Walter von Loewenich has written that it is the cross that “leads a person out of his or her spectator stance and propels him or her into the decision of faith.” In other words, when considering the cross, it cannot just be “analyzed,” but moves those who are Christ-followers to a deeper relationship with God characterized by trust and obedience.

I believe we ought to think deeply about God. We should not be afraid of theology as it is the task of the community of God. But Yancey does well at calling us to remember that our task of “studying God” is more than just attaining some facts. It’s about pushing us into a deeper love relationship with our Creator.
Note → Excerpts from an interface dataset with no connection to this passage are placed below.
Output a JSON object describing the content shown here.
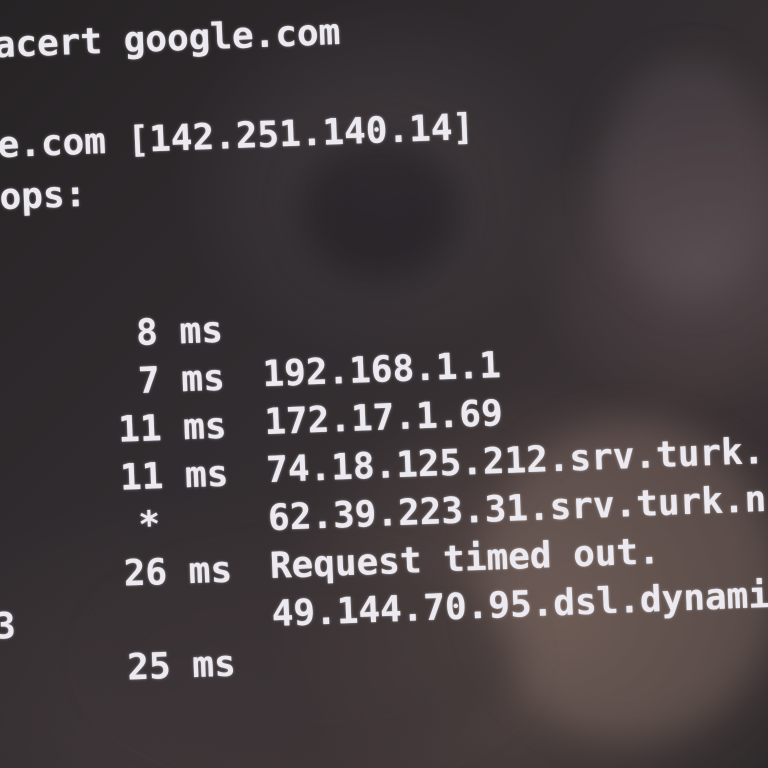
{
  "terminal": {
    "command_line": "acert google.com",
    "route_line": "e.com [142.251.140.14]",
    "hops_line": "ops:",
    "hops": [
      {
        "time": "8 ms",
        "host": "192.168.1.1"
      },
      {
        "time": "7 ms",
        "host": "172.17.1.69"
      },
      {
        "time": "11 ms",
        "host": "74.18.125.212.srv.turk."
      },
      {
        "time": "11 ms",
        "host": "62.39.223.31.srv.turk.n"
      },
      {
        "time": "*",
        "host": "Request timed out."
      },
      {
        "time": "26 ms",
        "host": "49.144.70.95.dsl.dynami"
      },
      {
        "time": "25 ms",
        "host": "",
        "mark": "3"
      }
    ]
  }
}
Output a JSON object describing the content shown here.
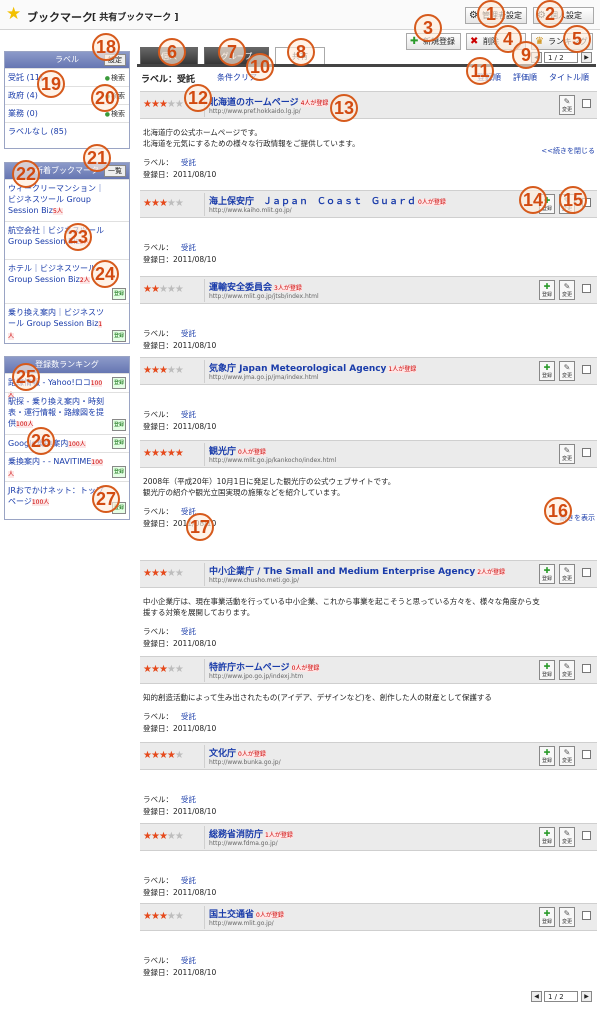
{
  "title": "ブックマーク",
  "subtitle": "[ 共有ブックマーク ]",
  "toolbar": {
    "admin": "管理者設定",
    "personal": "個人設定",
    "new": "新規登録",
    "delete": "削除",
    "ranking": "ランキング"
  },
  "tabs": [
    "個人",
    "グループ",
    "共有"
  ],
  "pager_top": {
    "page": "1 / 2"
  },
  "pager_bottom": {
    "page": "1 / 2"
  },
  "sort": {
    "label_prefix": "ラベル：受託",
    "clear": "条件クリア",
    "order1": "登録順",
    "order2": "評価順",
    "order3": "タイトル順"
  },
  "sidebar": {
    "labels_title": "ラベル",
    "labels_setting": "設定",
    "labels": [
      {
        "name": "受託 (11)",
        "action": "検索"
      },
      {
        "name": "政府 (4)",
        "action": "検索"
      },
      {
        "name": "業務 (0)",
        "action": "検索"
      },
      {
        "name": "ラベルなし (85)",
        "action": ""
      }
    ],
    "new_title": "新着ブックマーク",
    "new_list_btn": "一覧",
    "new_items": [
      {
        "text": "ウィークリーマンション｜ビジネスツール Group Session Biz",
        "badge": "5人"
      },
      {
        "text": "航空会社｜ビジネスツール Group Session Biz",
        "badge": "2人"
      },
      {
        "text": "ホテル｜ビジネスツール Group Session Biz",
        "badge": "2人"
      },
      {
        "text": "乗り換え案内｜ビジネスツール Group Session Biz",
        "badge": "1人"
      }
    ],
    "rank_title": "登録数ランキング",
    "rank_items": [
      {
        "text": "路線情報 - Yahoo!ロコ",
        "badge": "100人"
      },
      {
        "text": "駅探 - 乗り換え案内・時刻表・運行情報・路線図を提供",
        "badge": "100人"
      },
      {
        "text": "Google乗換案内",
        "badge": "100人"
      },
      {
        "text": "乗換案内 - - NAVITIME",
        "badge": "100人"
      },
      {
        "text": "JRおでかけネット：トップページ",
        "badge": "100人"
      }
    ],
    "register_btn": "登録"
  },
  "entries": [
    {
      "stars": 3,
      "title": "北海道のホームページ",
      "count": "4人が登録",
      "url": "http://www.pref.hokkaido.lg.jp/",
      "desc": "北海道庁の公式ホームページです。\n北海道を元気にするための様々な行政情報をご提供しています。",
      "toggle": "<<続きを閉じる",
      "label": "受託",
      "date": "2011/08/10"
    },
    {
      "stars": 3,
      "title": "海上保安庁　Ｊａｐａｎ　Ｃｏａｓｔ　Ｇｕａｒｄ",
      "count": "0人が登録",
      "url": "http://www.kaiho.mlit.go.jp/",
      "desc": "",
      "toggle": "",
      "label": "受託",
      "date": "2011/08/10"
    },
    {
      "stars": 2,
      "title": "運輸安全委員会",
      "count": "3人が登録",
      "url": "http://www.mlit.go.jp/jtsb/index.html",
      "desc": "",
      "toggle": "",
      "label": "受託",
      "date": "2011/08/10"
    },
    {
      "stars": 3,
      "title": "気象庁 Japan Meteorological Agency",
      "count": "1人が登録",
      "url": "http://www.jma.go.jp/jma/index.html",
      "desc": "",
      "toggle": "",
      "label": "受託",
      "date": "2011/08/10"
    },
    {
      "stars": 5,
      "title": "観光庁",
      "count": "0人が登録",
      "url": "http://www.mlit.go.jp/kankocho/index.html",
      "desc": "2008年（平成20年）10月1日に発足した観光庁の公式ウェブサイトです。\n観光庁の紹介や観光立国実現の施策などを紹介しています。",
      "toggle": "続きを表示",
      "label": "受託",
      "date": "2011/08/10"
    },
    {
      "stars": 3,
      "title": "中小企業庁 / The Small and Medium Enterprise Agency",
      "count": "2人が登録",
      "url": "http://www.chusho.meti.go.jp/",
      "desc": "中小企業庁は、現在事業活動を行っている中小企業、これから事業を起こそうと思っている方々を、様々な角度から支援する対策を展開しております。",
      "toggle": "",
      "label": "受託",
      "date": "2011/08/10"
    },
    {
      "stars": 3,
      "title": "特許庁ホームページ",
      "count": "0人が登録",
      "url": "http://www.jpo.go.jp/indexj.htm",
      "desc": "知的創造活動によって生み出されたもの(アイデア、デザインなど)を、創作した人の財産として保護する",
      "toggle": "",
      "label": "受託",
      "date": "2011/08/10"
    },
    {
      "stars": 4,
      "title": "文化庁",
      "count": "0人が登録",
      "url": "http://www.bunka.go.jp/",
      "desc": "",
      "toggle": "",
      "label": "受託",
      "date": "2011/08/10"
    },
    {
      "stars": 3,
      "title": "総務省消防庁",
      "count": "1人が登録",
      "url": "http://www.fdma.go.jp/",
      "desc": "",
      "toggle": "",
      "label": "受託",
      "date": "2011/08/10"
    },
    {
      "stars": 3,
      "title": "国土交通省",
      "count": "0人が登録",
      "url": "http://www.mlit.go.jp/",
      "desc": "",
      "toggle": "",
      "label": "受託",
      "date": "2011/08/10"
    }
  ],
  "entry_labels": {
    "label": "ラベル：",
    "date": "登録日：",
    "register": "登録",
    "edit": "変更"
  },
  "callouts": [
    "1",
    "2",
    "3",
    "4",
    "5",
    "6",
    "7",
    "8",
    "9",
    "10",
    "11",
    "12",
    "13",
    "14",
    "15",
    "16",
    "17",
    "18",
    "19",
    "20",
    "21",
    "22",
    "23",
    "24",
    "25",
    "26",
    "27"
  ],
  "colors": {
    "accent": "#1a3caa",
    "callout": "#d65a1c",
    "star": "#e54a1c",
    "header": "#6676b2"
  }
}
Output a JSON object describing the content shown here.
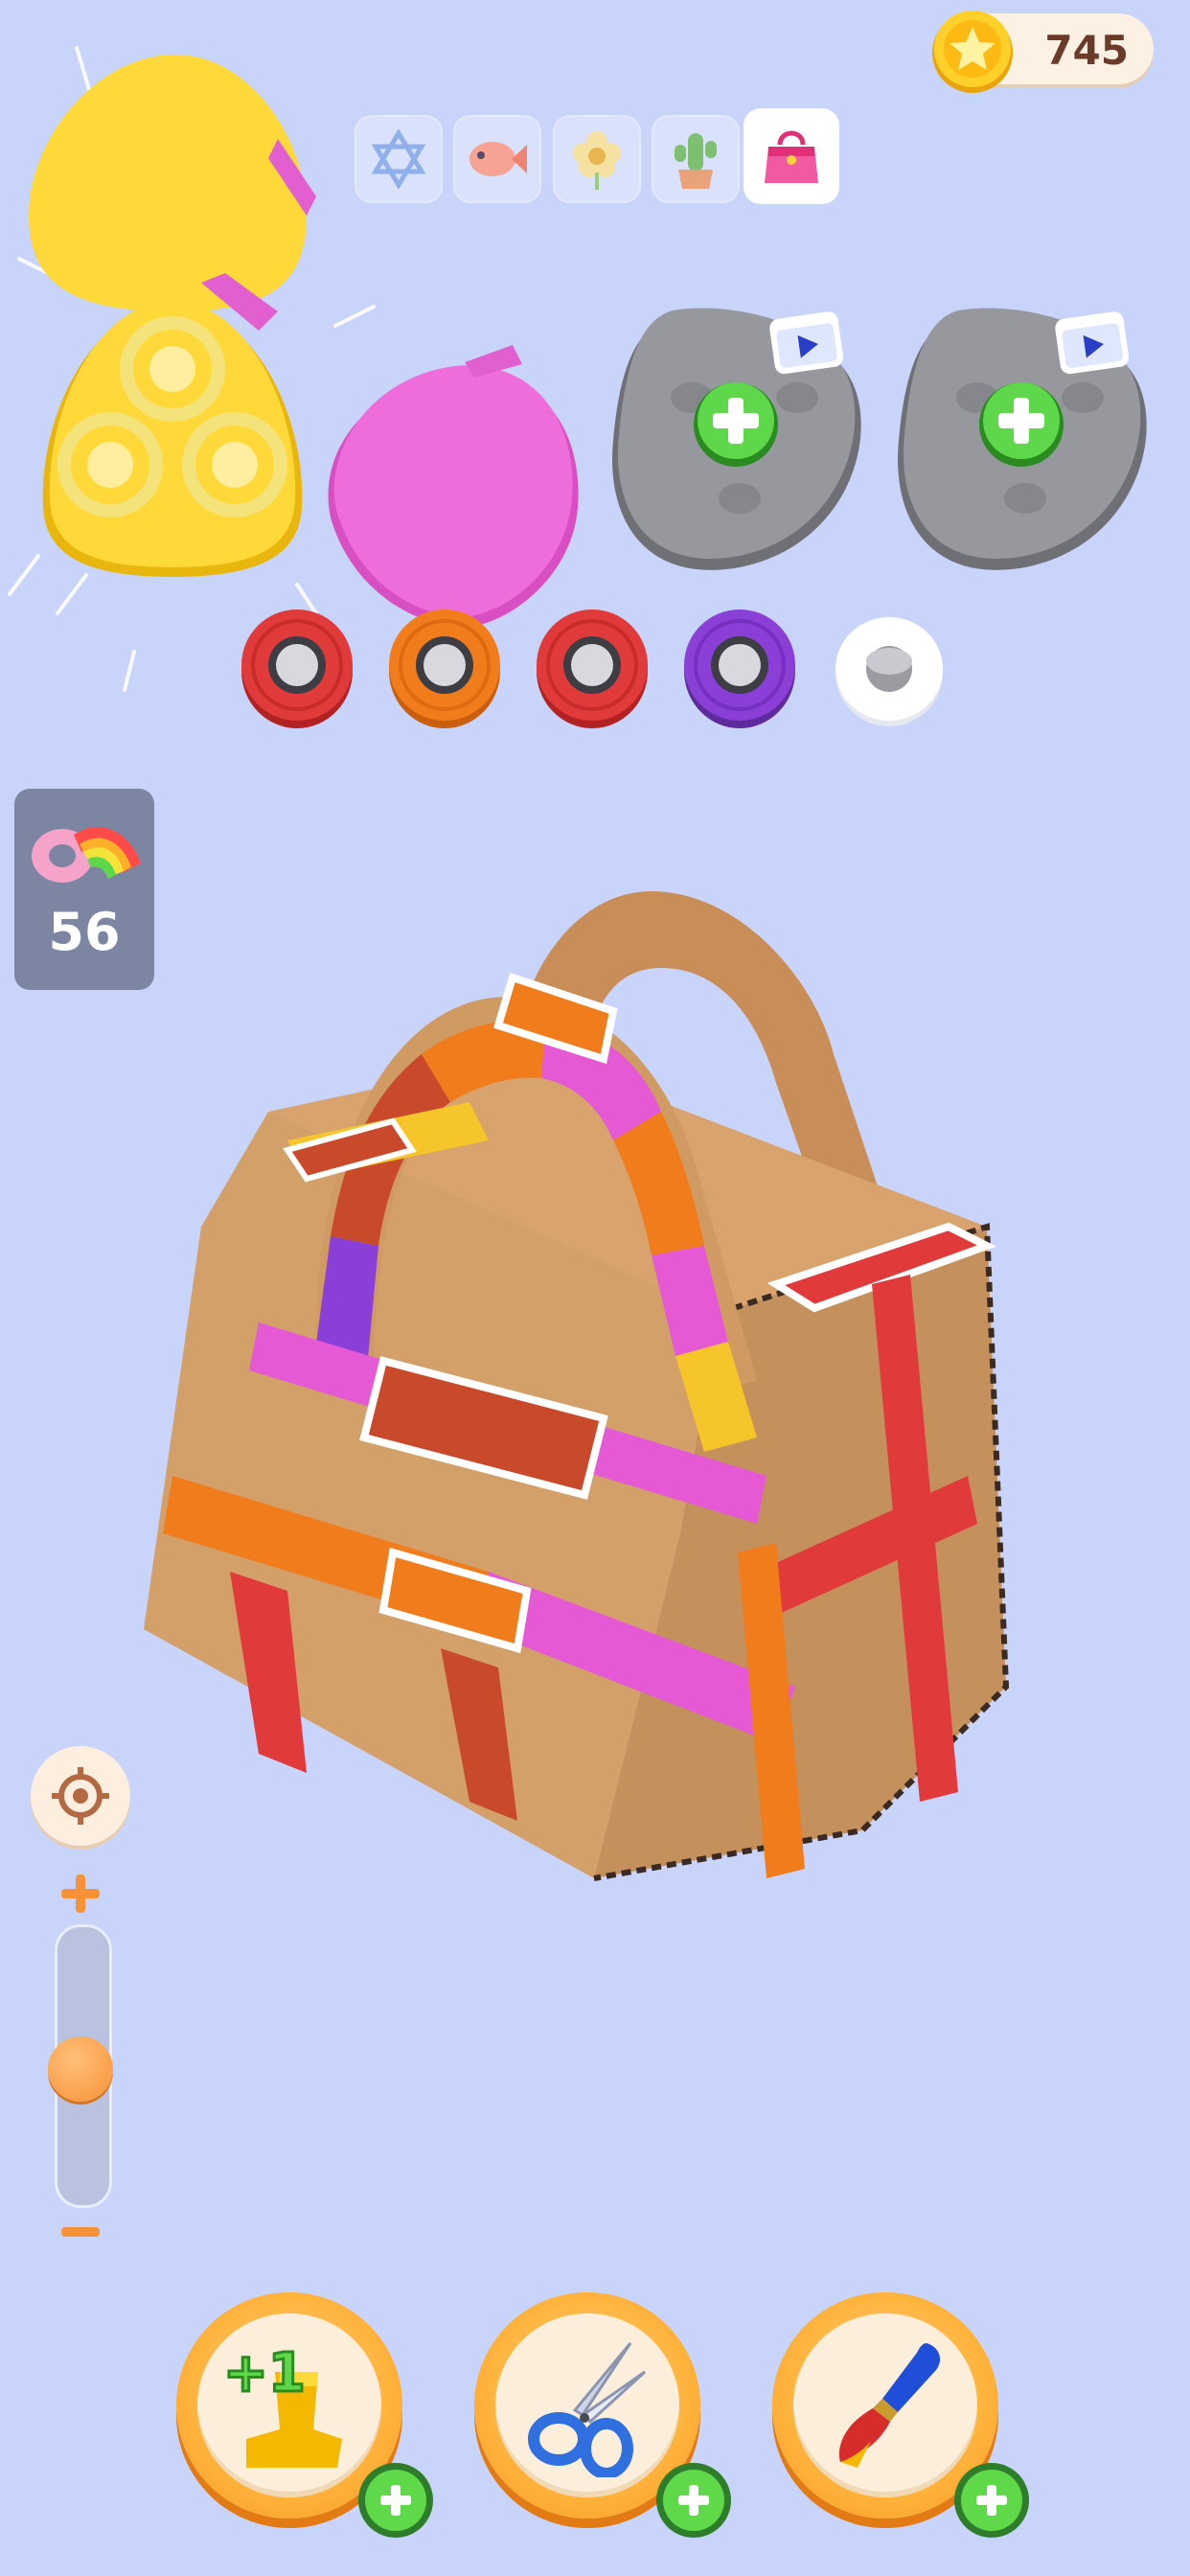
{
  "hud": {
    "coins": "745",
    "tape_count": "56"
  },
  "tabs": [
    {
      "name": "star-of-david",
      "icon": "star-of-david-icon",
      "active": false
    },
    {
      "name": "fish",
      "icon": "fish-icon",
      "active": false
    },
    {
      "name": "flower",
      "icon": "flower-icon",
      "active": false
    },
    {
      "name": "cactus",
      "icon": "cactus-icon",
      "active": false
    },
    {
      "name": "handbag",
      "icon": "handbag-icon",
      "active": true
    }
  ],
  "slots": [
    {
      "state": "filled",
      "color": "#ffd83a"
    },
    {
      "state": "filled",
      "color": "#f06ad9"
    },
    {
      "state": "locked-ad",
      "color": "#8e8e94"
    },
    {
      "state": "locked-ad",
      "color": "#8e8e94"
    }
  ],
  "spools": [
    {
      "color": "#e03a3a"
    },
    {
      "color": "#f07c1c"
    },
    {
      "color": "#e03a3a"
    },
    {
      "color": "#8a3fd6"
    },
    {
      "color": "#ffffff",
      "empty": true
    }
  ],
  "zoom_level": 0.5,
  "tools": [
    {
      "name": "extra-stamp",
      "icon": "stamp-plus-one-icon"
    },
    {
      "name": "scissors",
      "icon": "scissors-icon"
    },
    {
      "name": "paint-brush",
      "icon": "brush-icon"
    }
  ],
  "colors": {
    "background": "#c9d4fb",
    "cardboard": "#d4a06a",
    "accent_orange": "#ffb33c",
    "plus_green": "#5fd84a"
  }
}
Doing good theology should leave us in a sense of awe of who God is and what He has done.

May we, as we grow in the knowledge and grace of God, declare the words of Psalm 100…

Make a joyful noise to the Lord, all the earth!
Serve the Lord with gladness!
Come into his presence with singing!
Know that the Lord, he is God!
It is he who made us, and we are his;[a]
we are his people, and the sheep of his pasture.
Enter his gates with thanksgiving,
and his courts with praise!
Give thanks to him; bless his name!
For the Lord is good;
his steadfast love endures forever,
and his faithfulness to all generations.

When Does Theology Cease To Be Theology?


When does theology cease to be theology?

Just as the church ceases to be the church if it is not missionary, theology ceases to be theology if it loses its missionary character. We are in need of a missiological agenda for theology rather than just a theological agenda for mission; for theology, rightly understood, has no reason to exist other than critically to accompany the missio Dei. So mission should be the theme of all theology

-David J. Bosch, Transforming Mission, p. 494

Around The Web


One In Three Americans Worry About Sharia Law Being Applied In America – As President Obama seeks to ramp up military action against the terrorist group known as ISIS, Americans remain uneasy over the place of Islam in the United States and in the world.

You Should Be A Worldly Saint“Worldly Saints” may seem like an oxymoron, but it’s the perfect title for what God calls Christians to be. We must be worldly—enjoying creation, loving friends and family, and excelling in our cultural tasks.

Hannibal Lecter Changed My Views On Salvation – Why don’t we choose Jesus? According to John, it’s this: we hate the light. Our deeds are evil. In other words: it’s in our nature. As I began to pour over these verses, my view of salvation transformed. 

What About The Crusades? For all the times we’ve lamented the Crusades, how many of us know more than two sentences about them? Isn’t it wise to know at least a little something about the Crusades before we borrow them to get an advanced degree in self-recrimination?

The Score Of Our Lives – If we were honest, most of us would admit we wished our lives were set to a soundtrack written by Hans Zimmer — the most epic, romantic thing imaginable. But, alas, they are not. 

Pete Carroll And The Pain Of Leadership – During the fourth quarter of the Super Bowl, some were speculating if Pete Carroll should be considered one of the greatest coaches of all time…but….

Great Commercial!!!!